Leaders fill a gap.
It’s not always easy to explain what we know.
When I was employed, I saw many people (including my ex-bosses) yelling at other people, like “How come you don’t understand what I told you several times! You disappointed me!” In Japan, this kind of intimidation in workplace happens quite often.
One of other examples is the grammar of our own native language. We see what is right or wrong, but it’s not always easy to tell someone — for example, foreigners who learn our native language — why it is right or wrong.
Why is it so difficult? That’s mostly because of two reasons:
- We don’t have enough knowledge to describe what it is
- We don’t know why other people don’t (or can’t) understand what we know
The first reason is not rare. We often don’t know what we think we know. People often say, “Oh, that’s a common sense” — but, what is a common sense? Why is that a common sense? Why do we need to follow the common sense? If we can’t answer these questions, we don’t know enough to describe what it is.
And we almost always struggle with the second reason. We need to know what other people know (and don’t know) in order to explain the things they don’t know. Someone may say, “Oh these people are too stupid to understand this” — but in most cases, that’s not true. What actually happens here is that, the person who ought to explain is too immature (if not stupid) to gain insight into others and figure out the better way to have them understand.

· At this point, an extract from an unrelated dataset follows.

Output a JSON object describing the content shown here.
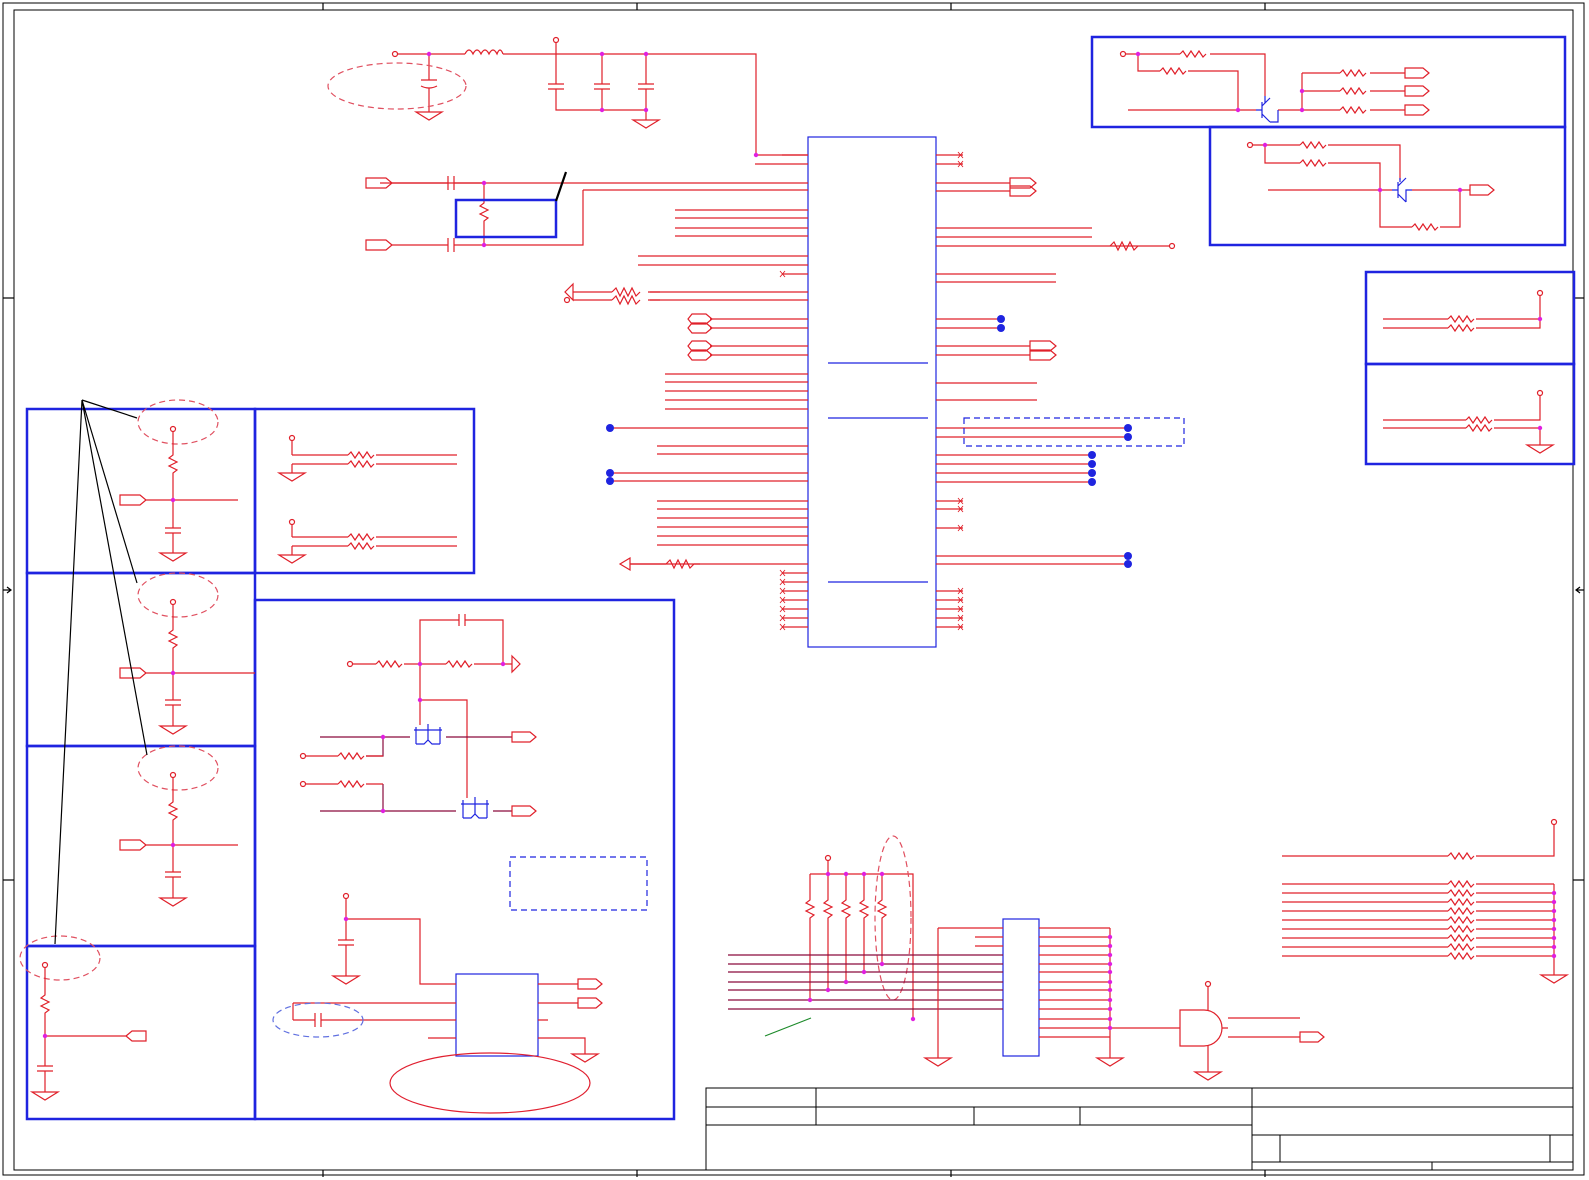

All leaders need to have the ability to explain in a way that other people understand. The first step is to stop blaming others for not understanding what we explained. See ourselves and reflect. When it comes to communication, there is always something we can improve.